  5. ^ "Central African Republic: Court acquits former minister accused of treason", IRIN, 7 October 2002.
  6. ^ "Central African Republic: Members of transitional council confirmed", IRIN, 30 May 2003.
  7. ^ "Central African Republic: National transitional council elects executive board", IRIN, 16 June 2003.
  8. ^ Africa Research Bulletin: Political, Social, and Cultural Series, volume 40 (2003), page 15,341.
  9. ^ "Opposition supporters riot after partial Central African vote result", Agence France-Presse, 15 May 2005.
  10. ^ "C.Africa opposition to boycott presidential vote: spokesman", Agence France-Presse, 9 April 2010.
  11. ^ Christian Panika, "President postpones Central African polls", Agence France-Presse, 29 April 2010.
  12. ^ a b c "Central African opposition names Tiangaye as new PM", Agence France-Presse, 13 January 2013.

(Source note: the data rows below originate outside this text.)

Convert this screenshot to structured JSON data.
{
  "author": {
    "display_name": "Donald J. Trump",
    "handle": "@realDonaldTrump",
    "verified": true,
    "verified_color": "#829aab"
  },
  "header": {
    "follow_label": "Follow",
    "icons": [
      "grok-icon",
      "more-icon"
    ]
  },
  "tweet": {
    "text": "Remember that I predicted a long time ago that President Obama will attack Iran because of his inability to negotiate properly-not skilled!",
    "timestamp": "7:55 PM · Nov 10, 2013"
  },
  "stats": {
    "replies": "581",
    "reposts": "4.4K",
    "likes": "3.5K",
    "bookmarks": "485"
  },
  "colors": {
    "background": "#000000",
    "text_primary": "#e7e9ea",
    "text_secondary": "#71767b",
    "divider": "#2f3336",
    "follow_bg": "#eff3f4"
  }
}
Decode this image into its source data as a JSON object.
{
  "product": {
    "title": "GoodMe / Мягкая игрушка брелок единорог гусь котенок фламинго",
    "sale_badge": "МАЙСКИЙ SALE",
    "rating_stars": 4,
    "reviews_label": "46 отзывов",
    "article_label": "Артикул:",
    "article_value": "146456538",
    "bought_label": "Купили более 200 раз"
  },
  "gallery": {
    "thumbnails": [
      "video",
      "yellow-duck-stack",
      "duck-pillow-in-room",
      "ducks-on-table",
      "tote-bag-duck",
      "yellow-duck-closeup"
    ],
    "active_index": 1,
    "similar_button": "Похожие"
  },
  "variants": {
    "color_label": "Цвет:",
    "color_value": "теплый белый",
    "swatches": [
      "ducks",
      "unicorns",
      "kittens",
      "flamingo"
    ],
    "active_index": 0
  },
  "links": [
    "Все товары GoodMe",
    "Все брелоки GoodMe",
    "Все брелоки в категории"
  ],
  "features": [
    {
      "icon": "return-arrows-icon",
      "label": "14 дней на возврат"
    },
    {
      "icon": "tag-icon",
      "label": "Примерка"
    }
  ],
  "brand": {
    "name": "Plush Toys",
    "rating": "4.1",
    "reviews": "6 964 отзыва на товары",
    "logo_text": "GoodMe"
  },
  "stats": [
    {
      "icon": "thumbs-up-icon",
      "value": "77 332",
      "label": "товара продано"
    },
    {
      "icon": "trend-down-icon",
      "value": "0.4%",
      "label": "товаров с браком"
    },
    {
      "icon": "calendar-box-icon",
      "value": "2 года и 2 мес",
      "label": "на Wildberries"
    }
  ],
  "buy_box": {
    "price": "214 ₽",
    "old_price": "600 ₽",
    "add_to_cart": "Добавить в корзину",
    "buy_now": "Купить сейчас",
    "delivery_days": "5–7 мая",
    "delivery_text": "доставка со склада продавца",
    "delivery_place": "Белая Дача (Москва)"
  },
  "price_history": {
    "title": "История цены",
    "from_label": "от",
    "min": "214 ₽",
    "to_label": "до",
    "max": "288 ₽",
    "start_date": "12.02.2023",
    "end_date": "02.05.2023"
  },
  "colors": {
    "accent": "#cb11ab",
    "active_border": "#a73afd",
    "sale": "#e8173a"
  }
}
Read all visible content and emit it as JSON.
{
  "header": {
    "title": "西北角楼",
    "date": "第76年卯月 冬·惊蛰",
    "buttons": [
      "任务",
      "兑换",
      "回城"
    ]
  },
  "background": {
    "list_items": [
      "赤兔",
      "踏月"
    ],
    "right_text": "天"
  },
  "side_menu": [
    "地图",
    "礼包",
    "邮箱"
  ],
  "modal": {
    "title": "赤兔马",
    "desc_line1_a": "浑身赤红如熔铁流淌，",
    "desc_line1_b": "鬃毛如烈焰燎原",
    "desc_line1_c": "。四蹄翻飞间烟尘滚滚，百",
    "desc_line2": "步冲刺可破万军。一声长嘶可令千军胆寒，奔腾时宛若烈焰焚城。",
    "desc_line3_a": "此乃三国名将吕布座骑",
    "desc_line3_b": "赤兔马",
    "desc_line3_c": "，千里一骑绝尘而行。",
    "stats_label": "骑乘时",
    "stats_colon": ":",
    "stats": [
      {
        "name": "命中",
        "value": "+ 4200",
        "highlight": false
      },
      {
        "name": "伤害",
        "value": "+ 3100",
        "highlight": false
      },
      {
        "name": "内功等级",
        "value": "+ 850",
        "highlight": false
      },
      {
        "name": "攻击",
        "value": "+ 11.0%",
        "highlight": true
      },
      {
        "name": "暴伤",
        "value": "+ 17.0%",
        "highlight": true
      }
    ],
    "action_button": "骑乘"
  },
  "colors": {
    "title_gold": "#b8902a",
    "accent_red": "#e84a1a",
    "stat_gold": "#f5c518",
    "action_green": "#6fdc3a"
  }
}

  13. ^ "Central Africa deal moves forward after PM dismissal", Agence France-Presse, 12 January 2013.
  14. ^ Patrick Fort, "No deal on new power-sharing PM for Central Africa", Agence France-Presse, 14 January 2013.
  15. ^ "Central African rebels back Tiangaye for PM", Agence France-Presse, 15 January 2013.
  16. ^ "Opposition, rebels take key posts in new C.African Republic govt", Reuters, 3 February 2012.
  17. ^ Hippolyte Marboua and Krista Larson, "Central African Republic rebels threaten new fight", Associated Press, 18 March 2013.
  18. ^ "C.African Republic rebel chief to name power-sharing government" Archived 16 April 2013 at Archive.is, Reuters, 25 March 2013.
  19. ^ "CAR rebel head Michel Djotodia 'suspends constitution'". BBC News. 25 March 2013. Retrieved 26 March 2013. 
  20. ^ "Centrafrique: Nicolas Tiangaye reconduit Premier ministre", Agence France-Presse, 27 March 2013 (in French).
  21. ^ "Rebels, opposition form government in CentrAfrica: decree", Agence France-Presse, 31 March 2013.
  22. ^ Ange Aboa, "Central African Republic opposition says to boycott new government", Reuters, 1 April 2013.
  23. ^ a b "Central African Republic president, PM resign at summit: statement", Reuters, 10 January 2014.
  24. ^ a b "CAR president Djotodia and PM Tiangaye resign", Radio France Internationale, 10 January 2014.
Political offices
Preceded by
Faustin-Archange Touadéra
Prime Minister of the Central African Republic
2013–2014
Succeeded by
André Nzapayeké
Acting